Jim, W5LA for bringing a few pieces of needed equipment to make the partner mode a
success, and for crossing over to the dark side of SSB contesting! It was great to
operate with my elmer at my side (BTW, it is his fault I’m a ham!).

Mark K5ER, for giving up a valuable Saturday away from his wife and other of life’s
necessary responsibilites and priceless opportunities with family.

Marsh KA5M, for making the longest drive to join us- last time he joined the W5WZ team was 2010 CQ WW SSB- he should come back more often!

Thanks for all the QSOs!

73 from Scott W5WZ

Hams love aluminum!

Hams love aluminum! This arrived for me on Valentines Day!

Force 12 mono-band yagi for 17 meters
5 elements on a 30 foot boom

Super excited to get it assembled and up on a tower!

Jan 2019 NAQP SSB – 10 minute audio clip

Here’s a 10-minute audio clip of W5WZ running 20 meters during the Jan 2019 NAQP SSB. The rate was 264 QSOs per hour, or 4.4 QSOs per minute.  Keep in mind this is a 100-watt maximum power contest.

Here is the audio clip

View the 10 minute period, which pretty much coincides with the audio file.

Recording made using QSORDER by K3IT

I use SH5 to generate analytical reports about each contest. Link to reports on yesterday’s NAQP SSB contest:

Pondering other 160m transmit antenna

I have a 160m Inv-L, feed against 40 buried radials 125 long. The vertical component is parallel to my existing tower, tapering from a wide (~15 ft) space at ground level to a narrow (~4 ft) space at 77 feet above ground, then heading away from the tower for another 40 feet.

I have a very tall (~100 ft) pine tree at the edge of my property, north by northeast from the tower at a distance of 175 feet. I’m thinking of using the pine tree to support the vertical component, and going to an elevated radial system.

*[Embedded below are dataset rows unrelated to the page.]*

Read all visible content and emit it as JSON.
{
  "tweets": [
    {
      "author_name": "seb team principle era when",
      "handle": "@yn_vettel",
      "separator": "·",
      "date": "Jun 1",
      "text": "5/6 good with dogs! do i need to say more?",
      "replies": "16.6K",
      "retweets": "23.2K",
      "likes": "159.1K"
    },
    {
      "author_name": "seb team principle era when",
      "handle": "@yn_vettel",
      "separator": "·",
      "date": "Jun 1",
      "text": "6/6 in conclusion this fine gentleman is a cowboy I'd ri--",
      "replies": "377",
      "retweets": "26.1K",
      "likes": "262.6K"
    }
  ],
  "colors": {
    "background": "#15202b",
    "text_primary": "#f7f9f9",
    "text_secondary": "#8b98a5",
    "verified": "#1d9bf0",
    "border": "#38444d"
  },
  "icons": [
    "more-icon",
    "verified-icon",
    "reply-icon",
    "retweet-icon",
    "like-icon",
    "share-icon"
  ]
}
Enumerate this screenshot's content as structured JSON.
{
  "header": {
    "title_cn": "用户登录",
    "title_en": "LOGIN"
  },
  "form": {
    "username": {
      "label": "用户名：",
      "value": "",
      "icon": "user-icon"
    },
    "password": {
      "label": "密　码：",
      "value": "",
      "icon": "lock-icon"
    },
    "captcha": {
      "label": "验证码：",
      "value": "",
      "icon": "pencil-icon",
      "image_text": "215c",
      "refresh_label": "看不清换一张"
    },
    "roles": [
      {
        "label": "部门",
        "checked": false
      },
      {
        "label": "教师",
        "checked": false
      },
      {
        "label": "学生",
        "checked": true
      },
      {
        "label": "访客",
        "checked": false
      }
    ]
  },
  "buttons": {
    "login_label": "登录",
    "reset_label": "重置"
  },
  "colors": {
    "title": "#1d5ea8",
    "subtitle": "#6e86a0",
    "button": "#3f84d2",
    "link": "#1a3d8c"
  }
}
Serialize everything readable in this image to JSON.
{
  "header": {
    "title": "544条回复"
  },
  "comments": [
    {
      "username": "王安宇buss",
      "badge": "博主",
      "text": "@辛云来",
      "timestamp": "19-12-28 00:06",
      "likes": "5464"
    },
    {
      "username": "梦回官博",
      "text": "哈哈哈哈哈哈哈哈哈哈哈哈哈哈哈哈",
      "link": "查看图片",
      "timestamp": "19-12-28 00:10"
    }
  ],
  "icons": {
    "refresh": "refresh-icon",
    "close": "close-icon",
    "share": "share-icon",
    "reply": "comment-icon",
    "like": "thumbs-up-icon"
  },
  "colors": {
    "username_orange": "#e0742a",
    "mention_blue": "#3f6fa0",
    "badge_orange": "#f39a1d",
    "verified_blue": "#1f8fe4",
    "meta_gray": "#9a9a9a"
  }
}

This is an interesting read about elevated radials:


What are your thoughts?